• **Excerpts from a dataset**
◆ ◆ ◆

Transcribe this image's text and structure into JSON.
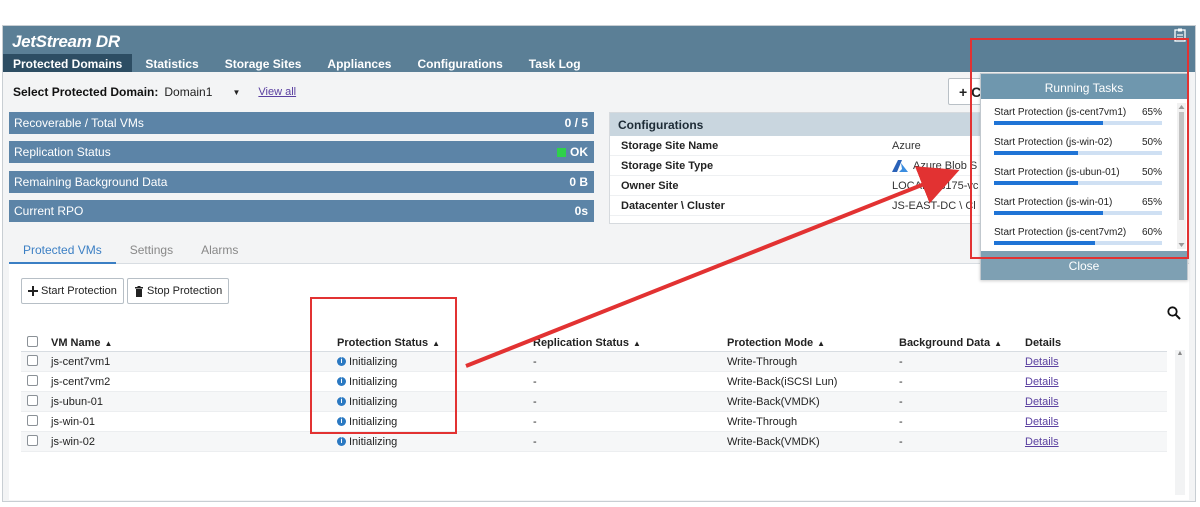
{
  "app": {
    "brand": "JetStream DR",
    "nav": [
      "Protected Domains",
      "Statistics",
      "Storage Sites",
      "Appliances",
      "Configurations",
      "Task Log"
    ],
    "active_nav": "Protected Domains"
  },
  "domain_select": {
    "label": "Select Protected Domain:",
    "value": "Domain1",
    "view_all": "View all"
  },
  "metrics": [
    {
      "label": "Recoverable / Total VMs",
      "value": "0 / 5"
    },
    {
      "label": "Replication Status",
      "value": "OK"
    },
    {
      "label": "Remaining Background Data",
      "value": "0 B"
    },
    {
      "label": "Current RPO",
      "value": "0s"
    }
  ],
  "configurations": {
    "title": "Configurations",
    "rows": [
      {
        "key": "Storage Site Name",
        "value": "Azure"
      },
      {
        "key": "Storage Site Type",
        "value": "Azure Blob S"
      },
      {
        "key": "Owner Site",
        "value": "LOCAL ( is175-vc"
      },
      {
        "key": "Datacenter \\ Cluster",
        "value": "JS-EAST-DC \\ Cl"
      }
    ]
  },
  "add_button": "+ C",
  "tabs": [
    "Protected VMs",
    "Settings",
    "Alarms"
  ],
  "toolbar": {
    "start_protection": "Start Protection",
    "stop_protection": "Stop Protection"
  },
  "table": {
    "columns": [
      "VM Name",
      "Protection Status",
      "Replication Status",
      "Protection Mode",
      "Background Data",
      "Details"
    ],
    "rows": [
      {
        "name": "js-cent7vm1",
        "status": "Initializing",
        "replication": "-",
        "mode": "Write-Through",
        "background": "-",
        "details": "Details"
      },
      {
        "name": "js-cent7vm2",
        "status": "Initializing",
        "replication": "-",
        "mode": "Write-Back(iSCSI Lun)",
        "background": "-",
        "details": "Details"
      },
      {
        "name": "js-ubun-01",
        "status": "Initializing",
        "replication": "-",
        "mode": "Write-Back(VMDK)",
        "background": "-",
        "details": "Details"
      },
      {
        "name": "js-win-01",
        "status": "Initializing",
        "replication": "-",
        "mode": "Write-Through",
        "background": "-",
        "details": "Details"
      },
      {
        "name": "js-win-02",
        "status": "Initializing",
        "replication": "-",
        "mode": "Write-Back(VMDK)",
        "background": "-",
        "details": "Details"
      }
    ]
  },
  "running_tasks": {
    "title": "Running Tasks",
    "close_label": "Close",
    "tasks": [
      {
        "label": "Start Protection (js-cent7vm1)",
        "percent": "65%",
        "progress": 0.65
      },
      {
        "label": "Start Protection (js-win-02)",
        "percent": "50%",
        "progress": 0.5
      },
      {
        "label": "Start Protection (js-ubun-01)",
        "percent": "50%",
        "progress": 0.5
      },
      {
        "label": "Start Protection (js-win-01)",
        "percent": "65%",
        "progress": 0.65
      },
      {
        "label": "Start Protection (js-cent7vm2)",
        "percent": "60%",
        "progress": 0.6
      }
    ]
  },
  "colors": {
    "header_bg": "#5b7f96",
    "active_nav_bg": "#2d4d63",
    "metric_bg": "#5c84a7",
    "status_ok": "#2fd14b",
    "progress_fill": "#1f74d6",
    "annotation": "#e23232"
  },
  "icons": {
    "clipboard": "clipboard-icon",
    "azure": "azure-icon",
    "plus": "plus-icon",
    "trash": "trash-icon",
    "search": "search-icon",
    "info": "info-icon"
  }
}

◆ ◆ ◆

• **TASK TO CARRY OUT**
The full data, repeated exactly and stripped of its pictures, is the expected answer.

• **RESULT**
Transcribe this image's text and structure into JSON.
{
  "app": {
    "brand": "JetStream DR",
    "nav": [
      "Protected Domains",
      "Statistics",
      "Storage Sites",
      "Appliances",
      "Configurations",
      "Task Log"
    ],
    "active_nav": "Protected Domains"
  },
  "domain_select": {
    "label": "Select Protected Domain:",
    "value": "Domain1",
    "view_all": "View all"
  },
  "metrics": [
    {
      "label": "Recoverable / Total VMs",
      "value": "0 / 5"
    },
    {
      "label": "Replication Status",
      "value": "OK"
    },
    {
      "label": "Remaining Background Data",
      "value": "0 B"
    },
    {
      "label": "Current RPO",
      "value": "0s"
    }
  ],
  "configurations": {
    "title": "Configurations",
    "rows": [
      {
        "key": "Storage Site Name",
        "value": "Azure"
      },
      {
        "key": "Storage Site Type",
        "value": "Azure Blob S"
      },
      {
        "key": "Owner Site",
        "value": "LOCAL ( is175-vc"
      },
      {
        "key": "Datacenter \\ Cluster",
        "value": "JS-EAST-DC \\ Cl"
      }
    ]
  },
  "add_button": "+ C",
  "tabs": [
    "Protected VMs",
    "Settings",
    "Alarms"
  ],
  "toolbar": {
    "start_protection": "Start Protection",
    "stop_protection": "Stop Protection"
  },
  "table": {
    "columns": [
      "VM Name",
      "Protection Status",
      "Replication Status",
      "Protection Mode",
      "Background Data",
      "Details"
    ],
    "rows": [
      {
        "name": "js-cent7vm1",
        "status": "Initializing",
        "replication": "-",
        "mode": "Write-Through",
        "background": "-",
        "details": "Details"
      },
      {
        "name": "js-cent7vm2",
        "status": "Initializing",
        "replication": "-",
        "mode": "Write-Back(iSCSI Lun)",
        "background": "-",
        "details": "Details"
      },
      {
        "name": "js-ubun-01",
        "status": "Initializing",
        "replication": "-",
        "mode": "Write-Back(VMDK)",
        "background": "-",
        "details": "Details"
      },
      {
        "name": "js-win-01",
        "status": "Initializing",
        "replication": "-",
        "mode": "Write-Through",
        "background": "-",
        "details": "Details"
      },
      {
        "name": "js-win-02",
        "status": "Initializing",
        "replication": "-",
        "mode": "Write-Back(VMDK)",
        "background": "-",
        "details": "Details"
      }
    ]
  },
  "running_tasks": {
    "title": "Running Tasks",
    "close_label": "Close",
    "tasks": [
      {
        "label": "Start Protection (js-cent7vm1)",
        "percent": "65%",
        "progress": 0.65
      },
      {
        "label": "Start Protection (js-win-02)",
        "percent": "50%",
        "progress": 0.5
      },
      {
        "label": "Start Protection (js-ubun-01)",
        "percent": "50%",
        "progress": 0.5
      },
      {
        "label": "Start Protection (js-win-01)",
        "percent": "65%",
        "progress": 0.65
      },
      {
        "label": "Start Protection (js-cent7vm2)",
        "percent": "60%",
        "progress": 0.6
      }
    ]
  },
  "colors": {
    "header_bg": "#5b7f96",
    "active_nav_bg": "#2d4d63",
    "metric_bg": "#5c84a7",
    "status_ok": "#2fd14b",
    "progress_fill": "#1f74d6",
    "annotation": "#e23232"
  },
  "icons": {
    "clipboard": "clipboard-icon",
    "azure": "azure-icon",
    "plus": "plus-icon",
    "trash": "trash-icon",
    "search": "search-icon",
    "info": "info-icon"
  }
}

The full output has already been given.